Which subtype of money in the narrower sense will be the result of a decoupling depends on the circumstances. But the point is that the coupling is a necessary feature of the money substitute. Without it, it either collapses or changes its nature, i.e. its price will be determined by a different mechanism.
What determines the price of Bitcoin?
Now, let's look back at Bitcoin. Korda argues that Bitcoin is a money substitute of all of the fiat currencies it trades against. Let's take then the dollar for example. What happens to the price of Bitcoin if the price of dollar decreases by 1%? We don't know. It may change or it may not. We certainly can't be sure that it will decrease by 1%. We can't even be sure it will change in the same direction, it could perfectly well cause people to prefer Bitcoin to USD and increase its price. The issue becomes even more apparent if we investigate what happens if the USD decreases by 1%, and the EUR increases by 1%. The price of Bitcoin is not coupled to any other money, or any other good for that matter. So it's not a money substitute.
What's even more, it never was coupled to anything else in the first place. As I argue in my thesis, the first available records of market price of Bitcoin show that at the beginning, the market price was derived from the variable production costs of Bitcoin. It wasn't coupled to any other good, i.e. it wasn't only not a substitute of money, but not a substitute of anything. Once again, the term "substitute" in this context does not refer to the similarity, rather to the causal relationship, the "coupling".
I believe that, motivated by Korda's resolute defense, I managed to both explain and fix the gaps in Mises' arguments. I exposed the essence of Mises' arguments, and the essence of a money substitute. I also showed that Bitcoin does not have this essence, and never had.
If Korda (or anyone else for that matter) would like to counter my argument, I'll make it very easy to respond.
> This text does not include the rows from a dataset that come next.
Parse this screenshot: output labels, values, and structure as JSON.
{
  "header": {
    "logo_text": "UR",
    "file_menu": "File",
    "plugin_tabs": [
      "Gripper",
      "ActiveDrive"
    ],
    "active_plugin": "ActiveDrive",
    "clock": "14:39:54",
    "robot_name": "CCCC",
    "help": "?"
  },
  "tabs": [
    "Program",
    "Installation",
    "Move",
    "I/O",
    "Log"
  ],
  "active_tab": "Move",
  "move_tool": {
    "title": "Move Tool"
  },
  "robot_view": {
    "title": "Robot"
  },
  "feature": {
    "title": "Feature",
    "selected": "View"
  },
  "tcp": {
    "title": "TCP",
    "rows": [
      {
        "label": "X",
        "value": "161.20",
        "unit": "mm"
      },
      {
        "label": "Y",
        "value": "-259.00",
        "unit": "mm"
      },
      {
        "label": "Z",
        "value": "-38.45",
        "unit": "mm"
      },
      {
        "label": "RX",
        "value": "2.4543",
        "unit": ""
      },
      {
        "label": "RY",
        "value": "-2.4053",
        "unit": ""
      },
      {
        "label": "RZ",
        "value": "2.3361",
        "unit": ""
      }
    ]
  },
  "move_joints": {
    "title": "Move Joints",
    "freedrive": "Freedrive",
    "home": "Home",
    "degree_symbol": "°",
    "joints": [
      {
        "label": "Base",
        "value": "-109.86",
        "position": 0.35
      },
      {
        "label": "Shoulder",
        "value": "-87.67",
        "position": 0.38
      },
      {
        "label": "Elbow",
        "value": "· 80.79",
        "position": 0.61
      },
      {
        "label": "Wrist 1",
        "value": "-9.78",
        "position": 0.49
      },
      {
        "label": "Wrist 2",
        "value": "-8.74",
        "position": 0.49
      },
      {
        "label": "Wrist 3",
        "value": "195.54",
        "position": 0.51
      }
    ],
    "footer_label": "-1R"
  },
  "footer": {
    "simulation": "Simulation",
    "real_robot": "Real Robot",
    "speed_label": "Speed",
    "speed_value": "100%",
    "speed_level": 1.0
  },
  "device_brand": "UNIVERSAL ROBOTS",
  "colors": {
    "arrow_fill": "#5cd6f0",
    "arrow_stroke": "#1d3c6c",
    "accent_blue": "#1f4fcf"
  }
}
The only thing he needs to do is to answer the question "How is the price of money substitutes determined?"